Following the purchase of the Eschenberg property, a modern miracle with God's blessings happened in our midst as the sale of that same property gave the Association the money to acquire properties for the two Lutheran High School sites, one in the east on 24 Mile and Romeo Plank Roads and the other in the west at Drake and Maple Roads. Through this miracle, God blessed the people, who had the Dream, by placing His stamp of approval on their venture of Faith of having Lutheran Secondary Education in the North suburban area. The funds received from this property also gave the Association the opportunity to open Lutheran High School North in September of 1972. As God took a few loaves of bread in Galilee so God was able to take $1,000 and turn this into Lutheran High School properties and, as God used men like David and Moses for His purposes, so God uses people today for His purpose providing we submit to His will.

The Lord has blessed Lutheran High School North in its first year of operation with seventy-seven (77) students enrolled under the direction of a highly qualified and dedicated staff.

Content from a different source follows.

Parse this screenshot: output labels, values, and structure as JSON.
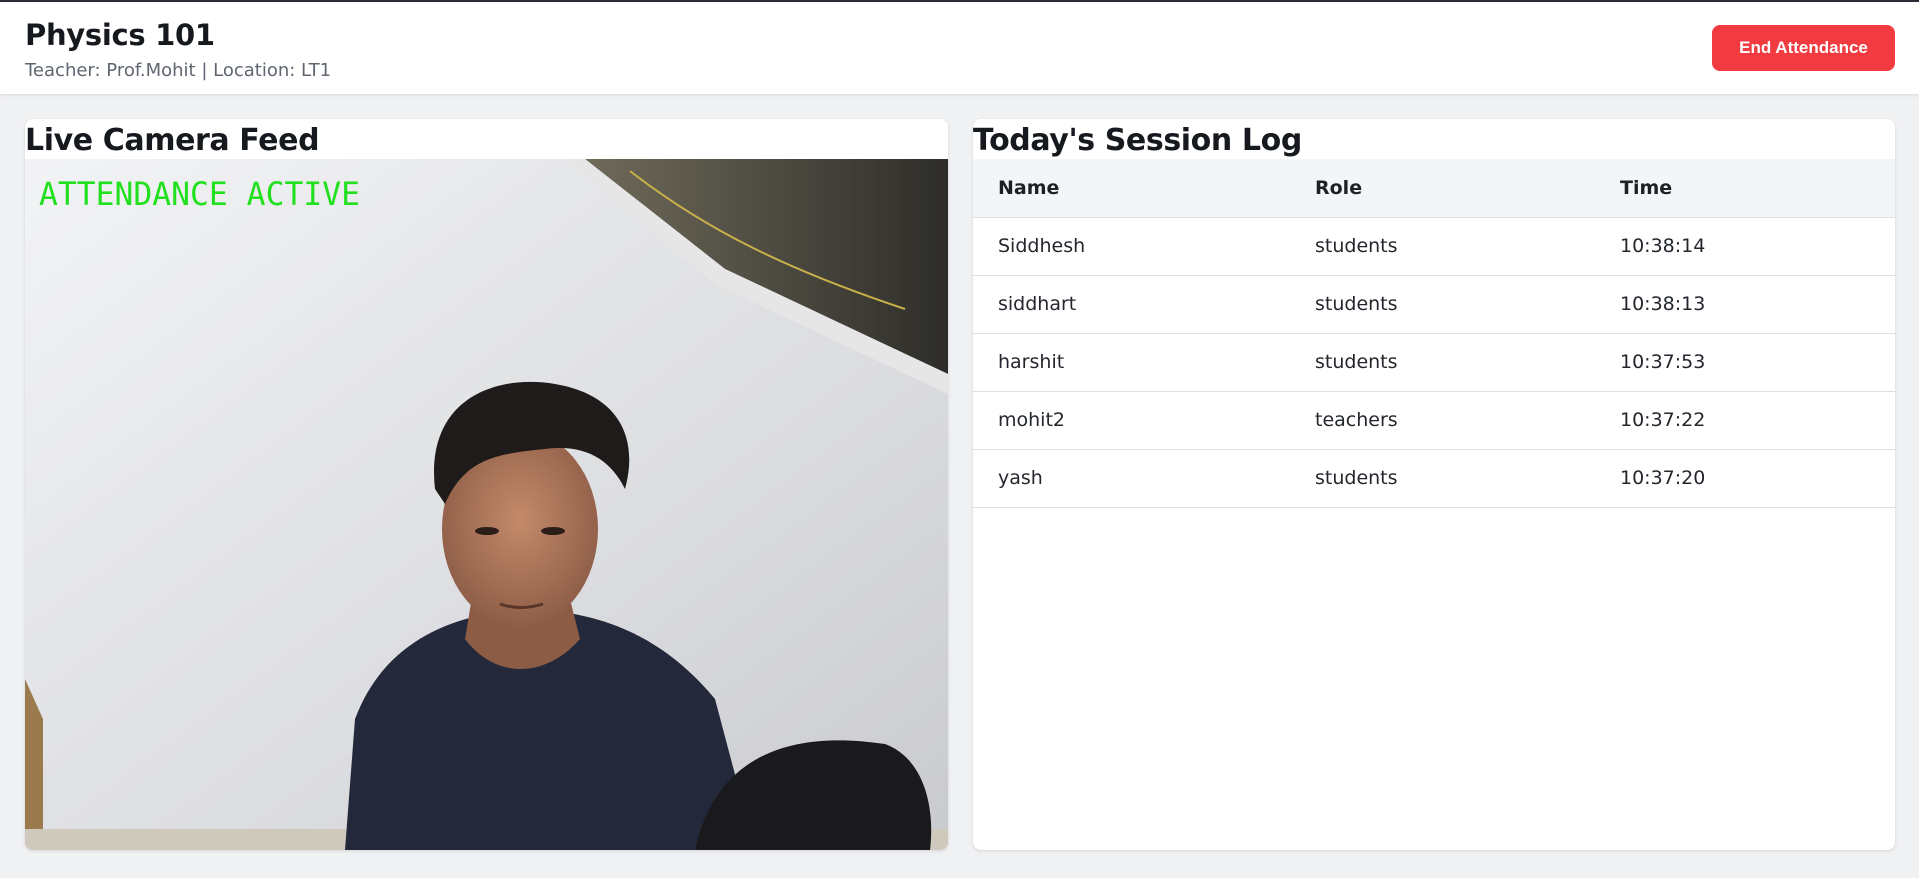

Much has changed since the opening of Lutheran High North in 1972. But one thing has certainly remained constant - God's grace and abundant blessing.

Following its first academic year, Lutheran North's location was changed to 24 Mile and Romeo Plank - not the current site but rather the former day school facility of St. Peter Lutheran Church. That building plus portables, served well for the 150 9th-11th graders enrolled for the 1973-74 term. During that year construction began on the new and permanent Lutheran High North facility. But that new facility was adequate in size only for the first year of occupancy. In 1975 four portable classrooms were put in place - two more were added in 1976 and another in 1978.

Needless to say, enrollment grew steadily, almost alarmingly during those years. In the fall of 1978, 525 students were enrolled. That term marked a notable change at Lutheran High North. Mr. Al Wingfield, the school's founding principal, accepted a call to Concordia College, River Forest. Mr. Dale Cooper assumed the principal ship that year. Cooper had served Lutheran North as teacher and administrator since 1973. North was granted accreditation by the University of Michigan Bureau of School Services in 1978. North Central Accreditation was granted in 1980.

From 1980 to 1982 a complete study was made of enrollment projections. The findings clearly pointed out the need to expand facilities. Year by year North was attracting a higher percentage of its feeder schools' eighth grade graduates plus the school was becoming more attractive to the community at large. The Board of Directors decided in 1982 to expand - it approved an addition of 27,000 square feet at a cost of 1.1 million dollars. The new wings were ready for operation in the fall of 1983. That year the school's enrollment soared to 650.

Enrollment has grown steadily over the last several years. This year, 585 students attend Lutheran High North. God has indeed blessed the ministry of Lutheran High North. Traditions of excellence in academic preparation and commitment to spiritual growth have been carried forth year by year by the consecrated men and women who have made up the teaching faculty of Lutheran High North.

We must now respect the traditions and past that have gone before while looking to the future with vision and courage to continue to drive LHN through the 21st century.